== Segment start ==

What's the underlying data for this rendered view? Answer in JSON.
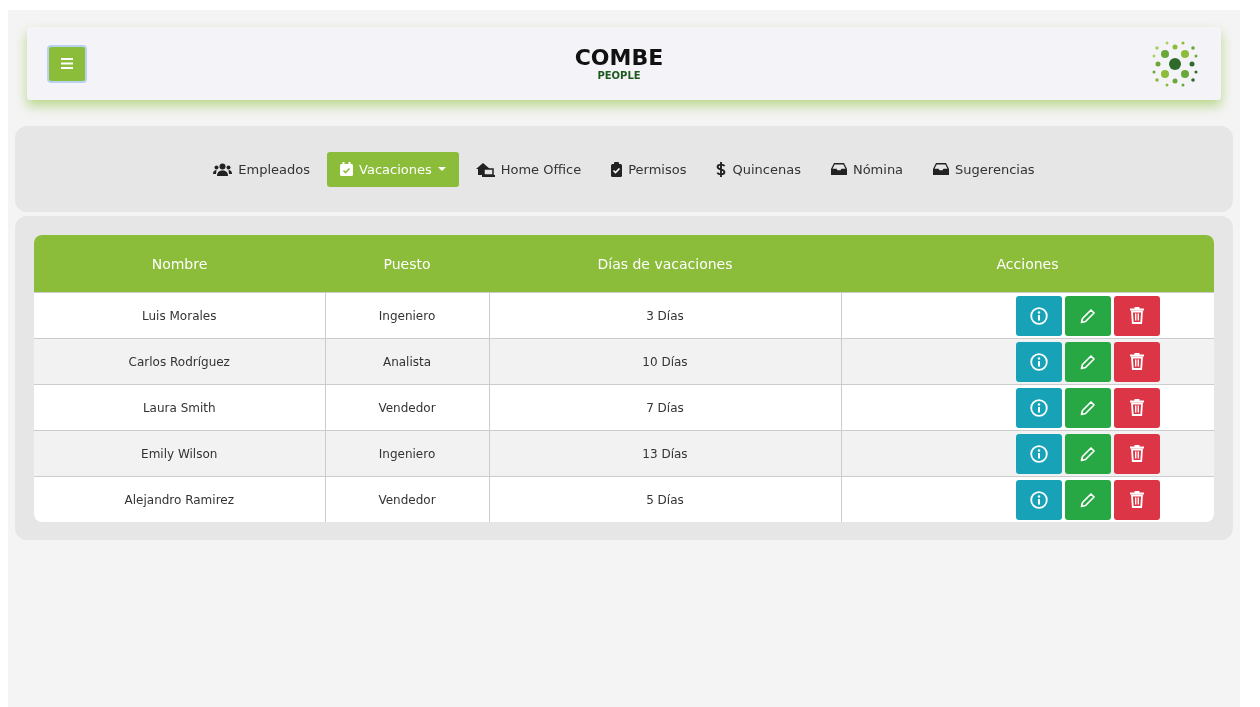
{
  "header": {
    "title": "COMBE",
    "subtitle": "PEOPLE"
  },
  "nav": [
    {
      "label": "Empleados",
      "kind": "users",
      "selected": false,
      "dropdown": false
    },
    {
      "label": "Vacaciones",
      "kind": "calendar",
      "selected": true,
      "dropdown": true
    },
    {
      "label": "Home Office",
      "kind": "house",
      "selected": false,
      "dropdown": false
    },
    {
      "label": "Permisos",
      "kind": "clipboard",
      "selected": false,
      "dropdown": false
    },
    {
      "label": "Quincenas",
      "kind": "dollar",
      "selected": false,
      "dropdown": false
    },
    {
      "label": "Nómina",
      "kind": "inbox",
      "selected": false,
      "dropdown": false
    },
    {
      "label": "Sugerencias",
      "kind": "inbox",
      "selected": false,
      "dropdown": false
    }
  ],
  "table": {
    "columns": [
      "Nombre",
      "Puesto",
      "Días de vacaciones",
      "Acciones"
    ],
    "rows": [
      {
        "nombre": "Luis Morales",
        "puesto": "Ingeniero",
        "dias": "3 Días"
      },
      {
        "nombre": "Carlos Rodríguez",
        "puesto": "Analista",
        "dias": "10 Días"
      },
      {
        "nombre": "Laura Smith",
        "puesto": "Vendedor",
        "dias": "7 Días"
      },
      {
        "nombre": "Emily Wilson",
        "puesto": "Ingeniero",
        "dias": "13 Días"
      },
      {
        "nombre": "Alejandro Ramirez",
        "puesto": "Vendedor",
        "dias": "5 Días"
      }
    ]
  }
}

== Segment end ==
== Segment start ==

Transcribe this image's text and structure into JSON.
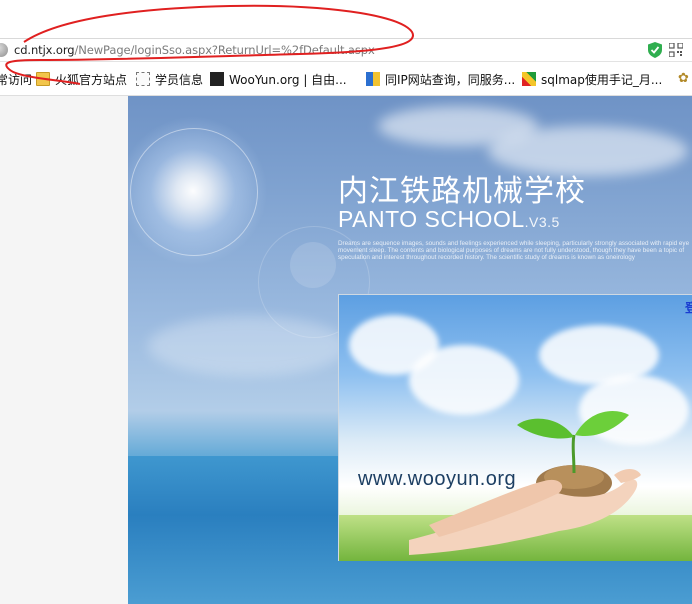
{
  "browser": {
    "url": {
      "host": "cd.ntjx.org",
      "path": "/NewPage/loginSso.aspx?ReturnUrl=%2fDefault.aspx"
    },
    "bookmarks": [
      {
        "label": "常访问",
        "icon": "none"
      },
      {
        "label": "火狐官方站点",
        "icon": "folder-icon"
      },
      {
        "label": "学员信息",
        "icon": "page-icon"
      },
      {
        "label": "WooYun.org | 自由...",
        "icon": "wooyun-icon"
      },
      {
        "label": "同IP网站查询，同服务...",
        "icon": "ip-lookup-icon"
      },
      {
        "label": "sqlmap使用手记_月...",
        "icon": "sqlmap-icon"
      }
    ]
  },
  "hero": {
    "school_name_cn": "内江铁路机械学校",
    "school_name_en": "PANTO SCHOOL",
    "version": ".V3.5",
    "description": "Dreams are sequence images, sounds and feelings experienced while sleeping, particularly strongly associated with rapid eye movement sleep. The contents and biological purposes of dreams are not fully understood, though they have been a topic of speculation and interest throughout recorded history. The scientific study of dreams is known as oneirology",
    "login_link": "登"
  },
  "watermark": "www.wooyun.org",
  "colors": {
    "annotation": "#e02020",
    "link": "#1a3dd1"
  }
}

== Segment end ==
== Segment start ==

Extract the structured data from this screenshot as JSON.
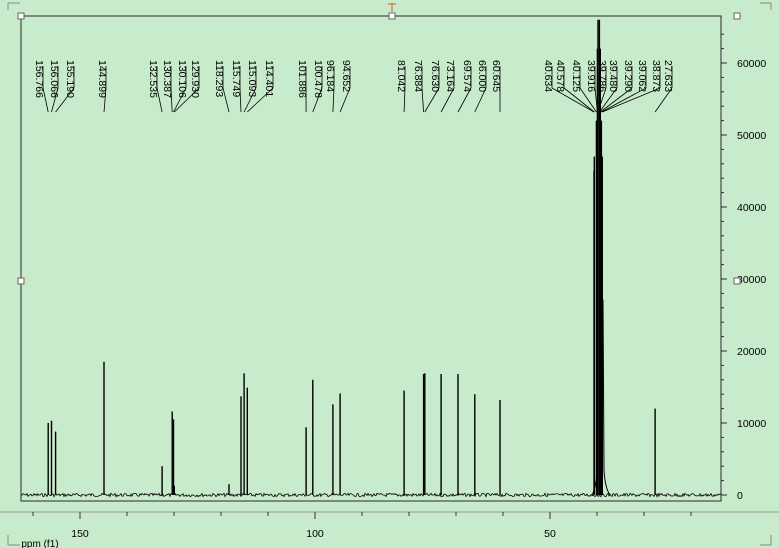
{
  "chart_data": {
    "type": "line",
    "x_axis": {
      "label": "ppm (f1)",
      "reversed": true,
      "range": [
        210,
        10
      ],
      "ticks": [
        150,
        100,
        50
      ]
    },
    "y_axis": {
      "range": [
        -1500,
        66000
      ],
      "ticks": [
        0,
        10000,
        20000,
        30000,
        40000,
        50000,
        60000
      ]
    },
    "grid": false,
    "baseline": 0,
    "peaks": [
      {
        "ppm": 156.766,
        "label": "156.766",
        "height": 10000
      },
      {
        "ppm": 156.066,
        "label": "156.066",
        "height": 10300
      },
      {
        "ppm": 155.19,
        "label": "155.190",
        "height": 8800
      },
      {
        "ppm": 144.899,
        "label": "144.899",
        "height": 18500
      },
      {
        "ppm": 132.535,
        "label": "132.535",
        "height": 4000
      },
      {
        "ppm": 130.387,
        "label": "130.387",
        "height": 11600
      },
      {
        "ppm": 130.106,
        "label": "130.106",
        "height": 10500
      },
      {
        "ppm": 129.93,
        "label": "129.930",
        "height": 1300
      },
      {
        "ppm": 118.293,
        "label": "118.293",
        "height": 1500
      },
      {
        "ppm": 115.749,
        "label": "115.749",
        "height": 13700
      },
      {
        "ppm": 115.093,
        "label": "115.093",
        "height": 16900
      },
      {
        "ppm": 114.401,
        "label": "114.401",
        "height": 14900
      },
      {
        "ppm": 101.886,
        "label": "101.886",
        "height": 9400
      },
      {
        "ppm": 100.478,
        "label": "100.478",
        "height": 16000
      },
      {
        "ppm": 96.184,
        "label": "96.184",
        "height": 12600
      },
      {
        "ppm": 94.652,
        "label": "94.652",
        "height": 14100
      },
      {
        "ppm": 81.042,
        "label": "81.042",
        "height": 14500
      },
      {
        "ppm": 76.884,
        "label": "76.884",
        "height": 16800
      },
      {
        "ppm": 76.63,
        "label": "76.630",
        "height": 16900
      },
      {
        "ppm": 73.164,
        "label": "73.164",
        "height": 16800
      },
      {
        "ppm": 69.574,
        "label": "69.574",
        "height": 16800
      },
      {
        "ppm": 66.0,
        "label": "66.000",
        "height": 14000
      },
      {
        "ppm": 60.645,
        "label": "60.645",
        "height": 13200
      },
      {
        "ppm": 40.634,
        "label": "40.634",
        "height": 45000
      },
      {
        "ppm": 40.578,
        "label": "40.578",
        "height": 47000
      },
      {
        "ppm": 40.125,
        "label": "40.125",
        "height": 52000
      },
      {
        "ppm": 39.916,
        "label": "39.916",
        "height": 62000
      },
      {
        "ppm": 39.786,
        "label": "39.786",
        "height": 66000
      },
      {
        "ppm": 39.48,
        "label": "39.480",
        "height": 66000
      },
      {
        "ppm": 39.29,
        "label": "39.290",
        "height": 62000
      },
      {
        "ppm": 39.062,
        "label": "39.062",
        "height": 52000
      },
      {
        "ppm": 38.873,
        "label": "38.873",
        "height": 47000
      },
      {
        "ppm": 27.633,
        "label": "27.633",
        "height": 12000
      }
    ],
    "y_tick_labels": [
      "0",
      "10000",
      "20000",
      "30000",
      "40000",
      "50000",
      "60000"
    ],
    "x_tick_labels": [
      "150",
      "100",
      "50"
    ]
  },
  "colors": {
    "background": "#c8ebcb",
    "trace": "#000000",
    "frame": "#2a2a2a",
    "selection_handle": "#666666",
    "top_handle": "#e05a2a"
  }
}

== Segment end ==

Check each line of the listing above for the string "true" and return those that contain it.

TASK RESULT:
      "selected": true,
      "dropdown": true
      "reversed": true,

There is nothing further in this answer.